Who We Are

Since 2016, the Early Years Coalition has been focusing efforts on how to obtain the coalition’s goal, “Children are ready to learn by start of school.”  Early childhood educators, childcare providers, government agencies along with other non-profits have been collaborating and engaging in these conversations. The coalition has identified the following outcomes to work on throughout 2018:

  • Ready to Learn = Developing Social and Emotional skills through active play, joint interaction, role modeling and soft skills
  • Able to pass beginning of year 4K assessment
  • Increase community involvement in coalition
  • Increase awareness to community
  • Milestones for each year are created/determined by panel of professionals from the community (defining what it means to be ready)
  • Increase awareness of the coalition and its goal throughout the community
  • Increase free resources for parents to enhance social and emotional development for their child(ren)
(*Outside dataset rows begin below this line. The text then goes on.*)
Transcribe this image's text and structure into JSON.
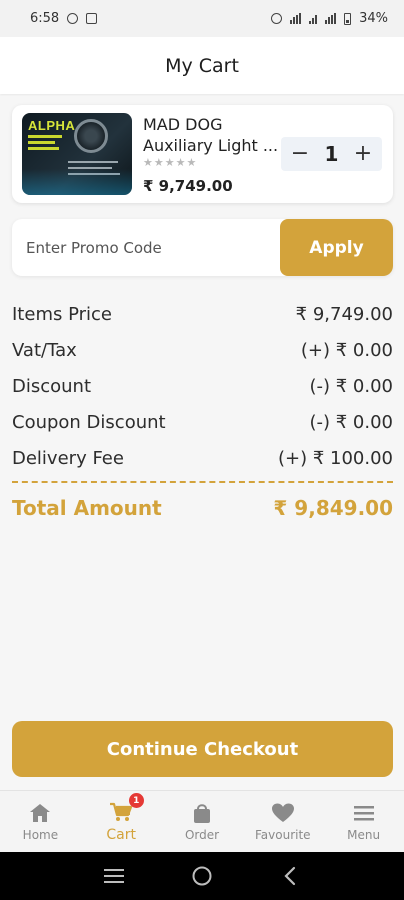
{
  "status_bar": {
    "time": "6:58",
    "battery": "34%"
  },
  "header": {
    "title": "My Cart"
  },
  "cart_item": {
    "thumbnail_brand": "ALPHA",
    "name_line1": "MAD DOG",
    "name_line2": "Auxiliary Light ...",
    "rating": 0,
    "rating_max": 5,
    "price": "₹ 9,749.00",
    "quantity": "1",
    "decrement_symbol": "−",
    "increment_symbol": "+"
  },
  "promo": {
    "placeholder": "Enter Promo Code",
    "apply_label": "Apply"
  },
  "summary": {
    "rows": [
      {
        "label": "Items Price",
        "value": "₹ 9,749.00"
      },
      {
        "label": "Vat/Tax",
        "value": "(+) ₹ 0.00"
      },
      {
        "label": "Discount",
        "value": "(-) ₹ 0.00"
      },
      {
        "label": "Coupon Discount",
        "value": "(-) ₹ 0.00"
      },
      {
        "label": "Delivery Fee",
        "value": "(+) ₹ 100.00"
      }
    ],
    "total_label": "Total Amount",
    "total_value": "₹ 9,849.00"
  },
  "checkout": {
    "label": "Continue Checkout"
  },
  "bottom_nav": {
    "items": [
      {
        "label": "Home",
        "icon": "home-icon"
      },
      {
        "label": "Cart",
        "icon": "cart-icon",
        "badge": "1"
      },
      {
        "label": "Order",
        "icon": "bag-icon"
      },
      {
        "label": "Favourite",
        "icon": "heart-icon"
      },
      {
        "label": "Menu",
        "icon": "menu-icon"
      }
    ],
    "active_index": 1
  },
  "colors": {
    "accent": "#d3a33b",
    "badge": "#e53935",
    "inactive": "#8a8a8a"
  }
}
Anyone with an interest in this topic is encouraged and welcomed to join us at the table for this work.

Coalition Members
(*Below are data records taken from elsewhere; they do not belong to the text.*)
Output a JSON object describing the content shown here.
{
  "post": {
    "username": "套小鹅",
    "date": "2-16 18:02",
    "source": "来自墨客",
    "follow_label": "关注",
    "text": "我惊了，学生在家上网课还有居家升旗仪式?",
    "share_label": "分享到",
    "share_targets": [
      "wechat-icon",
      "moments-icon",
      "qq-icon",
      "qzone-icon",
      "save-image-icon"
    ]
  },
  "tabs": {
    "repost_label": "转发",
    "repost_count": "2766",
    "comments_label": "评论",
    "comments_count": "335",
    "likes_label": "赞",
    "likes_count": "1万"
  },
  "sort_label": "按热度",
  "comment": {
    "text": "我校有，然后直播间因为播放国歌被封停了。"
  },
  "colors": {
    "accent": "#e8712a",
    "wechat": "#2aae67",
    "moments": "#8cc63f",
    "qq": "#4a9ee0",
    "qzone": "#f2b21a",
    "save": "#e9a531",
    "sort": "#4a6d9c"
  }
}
Did You Know...

  • The Early Years Coalition’s goal is that children are ready to learn by start of school, focusing on promoting active play, role modeling, reading every day beginning at birth, joint interaction, soft skill development, healthy habits, and supporting parents and caregivers.
  • Parents/guardians of children ages birth-4 will have the opportunity to participate in the Born Learning Academy, beginning in 2018.  This FREE program provides tools and resources to help parents learn how to turn everyday moments into teachable ones to enhance school readiness.
  • In the first few years of life, more than 1 million new neural connections are formed every second (in the brain).
  • Between 9.5 and 14.2 percent of children between birth and five years of age experience social-emotional problems that negatively impact their functions, development and school-readiness.
  • Children’s academic success at ages 9 and 10 can be attributed to the amount of talk they hear from birth through age 3.